◆ Required work ◆
Type out every entry again, character for character.
Records for the task START
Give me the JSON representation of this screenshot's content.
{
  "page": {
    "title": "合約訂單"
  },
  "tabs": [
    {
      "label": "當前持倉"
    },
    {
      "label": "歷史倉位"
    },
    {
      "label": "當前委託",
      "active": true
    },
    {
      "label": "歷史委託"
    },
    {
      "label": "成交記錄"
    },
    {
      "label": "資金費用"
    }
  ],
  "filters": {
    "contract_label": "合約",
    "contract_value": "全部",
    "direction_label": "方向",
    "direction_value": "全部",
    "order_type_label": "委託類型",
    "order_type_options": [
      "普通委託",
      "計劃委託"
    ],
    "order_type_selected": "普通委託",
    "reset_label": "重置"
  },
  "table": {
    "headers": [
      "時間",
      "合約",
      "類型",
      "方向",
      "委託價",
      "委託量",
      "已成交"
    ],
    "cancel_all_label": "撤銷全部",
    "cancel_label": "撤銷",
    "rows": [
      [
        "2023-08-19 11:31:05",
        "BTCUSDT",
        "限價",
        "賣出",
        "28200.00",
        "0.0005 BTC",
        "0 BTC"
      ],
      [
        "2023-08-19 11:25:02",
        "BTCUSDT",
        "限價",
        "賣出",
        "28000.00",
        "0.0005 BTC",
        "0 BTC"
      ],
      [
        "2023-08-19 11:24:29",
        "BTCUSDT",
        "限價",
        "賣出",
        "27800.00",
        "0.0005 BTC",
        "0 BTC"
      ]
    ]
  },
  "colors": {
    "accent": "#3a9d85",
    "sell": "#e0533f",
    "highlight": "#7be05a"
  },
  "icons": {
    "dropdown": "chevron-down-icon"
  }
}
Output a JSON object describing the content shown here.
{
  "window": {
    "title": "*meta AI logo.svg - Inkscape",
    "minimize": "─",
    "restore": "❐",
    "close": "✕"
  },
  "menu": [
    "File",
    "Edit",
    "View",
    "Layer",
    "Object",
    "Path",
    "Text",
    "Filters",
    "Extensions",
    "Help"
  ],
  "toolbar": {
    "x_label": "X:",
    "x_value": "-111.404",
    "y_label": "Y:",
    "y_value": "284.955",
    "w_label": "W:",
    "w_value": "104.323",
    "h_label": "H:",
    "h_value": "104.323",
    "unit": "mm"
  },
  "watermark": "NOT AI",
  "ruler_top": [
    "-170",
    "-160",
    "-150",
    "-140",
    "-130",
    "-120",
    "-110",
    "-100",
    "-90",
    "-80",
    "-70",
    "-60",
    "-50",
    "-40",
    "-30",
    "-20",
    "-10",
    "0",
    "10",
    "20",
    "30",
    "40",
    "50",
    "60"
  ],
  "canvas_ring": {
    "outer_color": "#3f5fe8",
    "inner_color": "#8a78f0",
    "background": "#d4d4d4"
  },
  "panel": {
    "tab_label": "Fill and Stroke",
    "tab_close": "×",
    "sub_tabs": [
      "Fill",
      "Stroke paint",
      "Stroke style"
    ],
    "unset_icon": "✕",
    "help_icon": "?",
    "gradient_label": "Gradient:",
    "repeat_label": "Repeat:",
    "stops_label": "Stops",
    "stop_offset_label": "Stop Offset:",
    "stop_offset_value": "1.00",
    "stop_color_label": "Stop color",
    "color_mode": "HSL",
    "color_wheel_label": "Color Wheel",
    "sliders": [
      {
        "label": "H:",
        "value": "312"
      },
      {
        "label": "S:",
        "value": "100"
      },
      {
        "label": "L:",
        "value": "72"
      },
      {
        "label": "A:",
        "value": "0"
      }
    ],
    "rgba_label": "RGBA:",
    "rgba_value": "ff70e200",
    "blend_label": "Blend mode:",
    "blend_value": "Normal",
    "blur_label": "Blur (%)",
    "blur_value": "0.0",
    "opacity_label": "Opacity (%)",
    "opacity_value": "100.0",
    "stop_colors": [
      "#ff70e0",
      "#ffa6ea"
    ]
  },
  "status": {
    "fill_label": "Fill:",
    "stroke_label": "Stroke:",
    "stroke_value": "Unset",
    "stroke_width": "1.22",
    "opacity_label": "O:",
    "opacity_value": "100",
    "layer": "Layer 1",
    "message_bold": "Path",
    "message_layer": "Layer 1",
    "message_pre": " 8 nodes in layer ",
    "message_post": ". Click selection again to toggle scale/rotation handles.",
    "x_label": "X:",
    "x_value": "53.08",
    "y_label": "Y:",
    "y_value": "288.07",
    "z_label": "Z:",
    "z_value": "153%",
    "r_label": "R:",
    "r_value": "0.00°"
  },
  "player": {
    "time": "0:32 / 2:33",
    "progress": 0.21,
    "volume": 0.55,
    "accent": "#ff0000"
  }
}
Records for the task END
◆ Response for this exercise ◆
Give me the JSON representation of this screenshot's content.
{
  "page": {
    "title": "合約訂單"
  },
  "tabs": [
    {
      "label": "當前持倉"
    },
    {
      "label": "歷史倉位"
    },
    {
      "label": "當前委託",
      "active": true
    },
    {
      "label": "歷史委託"
    },
    {
      "label": "成交記錄"
    },
    {
      "label": "資金費用"
    }
  ],
  "filters": {
    "contract_label": "合約",
    "contract_value": "全部",
    "direction_label": "方向",
    "direction_value": "全部",
    "order_type_label": "委託類型",
    "order_type_options": [
      "普通委託",
      "計劃委託"
    ],
    "order_type_selected": "普通委託",
    "reset_label": "重置"
  },
  "table": {
    "headers": [
      "時間",
      "合約",
      "類型",
      "方向",
      "委託價",
      "委託量",
      "已成交"
    ],
    "cancel_all_label": "撤銷全部",
    "cancel_label": "撤銷",
    "rows": [
      [
        "2023-08-19 11:31:05",
        "BTCUSDT",
        "限價",
        "賣出",
        "28200.00",
        "0.0005 BTC",
        "0 BTC"
      ],
      [
        "2023-08-19 11:25:02",
        "BTCUSDT",
        "限價",
        "賣出",
        "28000.00",
        "0.0005 BTC",
        "0 BTC"
      ],
      [
        "2023-08-19 11:24:29",
        "BTCUSDT",
        "限價",
        "賣出",
        "27800.00",
        "0.0005 BTC",
        "0 BTC"
      ]
    ]
  },
  "colors": {
    "accent": "#3a9d85",
    "sell": "#e0533f",
    "highlight": "#7be05a"
  },
  "icons": {
    "dropdown": "chevron-down-icon"
  }
}
Output a JSON object describing the content shown here.
{
  "window": {
    "title": "*meta AI logo.svg - Inkscape",
    "minimize": "─",
    "restore": "❐",
    "close": "✕"
  },
  "menu": [
    "File",
    "Edit",
    "View",
    "Layer",
    "Object",
    "Path",
    "Text",
    "Filters",
    "Extensions",
    "Help"
  ],
  "toolbar": {
    "x_label": "X:",
    "x_value": "-111.404",
    "y_label": "Y:",
    "y_value": "284.955",
    "w_label": "W:",
    "w_value": "104.323",
    "h_label": "H:",
    "h_value": "104.323",
    "unit": "mm"
  },
  "watermark": "NOT AI",
  "ruler_top": [
    "-170",
    "-160",
    "-150",
    "-140",
    "-130",
    "-120",
    "-110",
    "-100",
    "-90",
    "-80",
    "-70",
    "-60",
    "-50",
    "-40",
    "-30",
    "-20",
    "-10",
    "0",
    "10",
    "20",
    "30",
    "40",
    "50",
    "60"
  ],
  "canvas_ring": {
    "outer_color": "#3f5fe8",
    "inner_color": "#8a78f0",
    "background": "#d4d4d4"
  },
  "panel": {
    "tab_label": "Fill and Stroke",
    "tab_close": "×",
    "sub_tabs": [
      "Fill",
      "Stroke paint",
      "Stroke style"
    ],
    "unset_icon": "✕",
    "help_icon": "?",
    "gradient_label": "Gradient:",
    "repeat_label": "Repeat:",
    "stops_label": "Stops",
    "stop_offset_label": "Stop Offset:",
    "stop_offset_value": "1.00",
    "stop_color_label": "Stop color",
    "color_mode": "HSL",
    "color_wheel_label": "Color Wheel",
    "sliders": [
      {
        "label": "H:",
        "value": "312"
      },
      {
        "label": "S:",
        "value": "100"
      },
      {
        "label": "L:",
        "value": "72"
      },
      {
        "label": "A:",
        "value": "0"
      }
    ],
    "rgba_label": "RGBA:",
    "rgba_value": "ff70e200",
    "blend_label": "Blend mode:",
    "blend_value": "Normal",
    "blur_label": "Blur (%)",
    "blur_value": "0.0",
    "opacity_label": "Opacity (%)",
    "opacity_value": "100.0",
    "stop_colors": [
      "#ff70e0",
      "#ffa6ea"
    ]
  },
  "status": {
    "fill_label": "Fill:",
    "stroke_label": "Stroke:",
    "stroke_value": "Unset",
    "stroke_width": "1.22",
    "opacity_label": "O:",
    "opacity_value": "100",
    "layer": "Layer 1",
    "message_bold": "Path",
    "message_layer": "Layer 1",
    "message_pre": " 8 nodes in layer ",
    "message_post": ". Click selection again to toggle scale/rotation handles.",
    "x_label": "X:",
    "x_value": "53.08",
    "y_label": "Y:",
    "y_value": "288.07",
    "z_label": "Z:",
    "z_value": "153%",
    "r_label": "R:",
    "r_value": "0.00°"
  },
  "player": {
    "time": "0:32 / 2:33",
    "progress": 0.21,
    "volume": 0.55,
    "accent": "#ff0000"
  }
}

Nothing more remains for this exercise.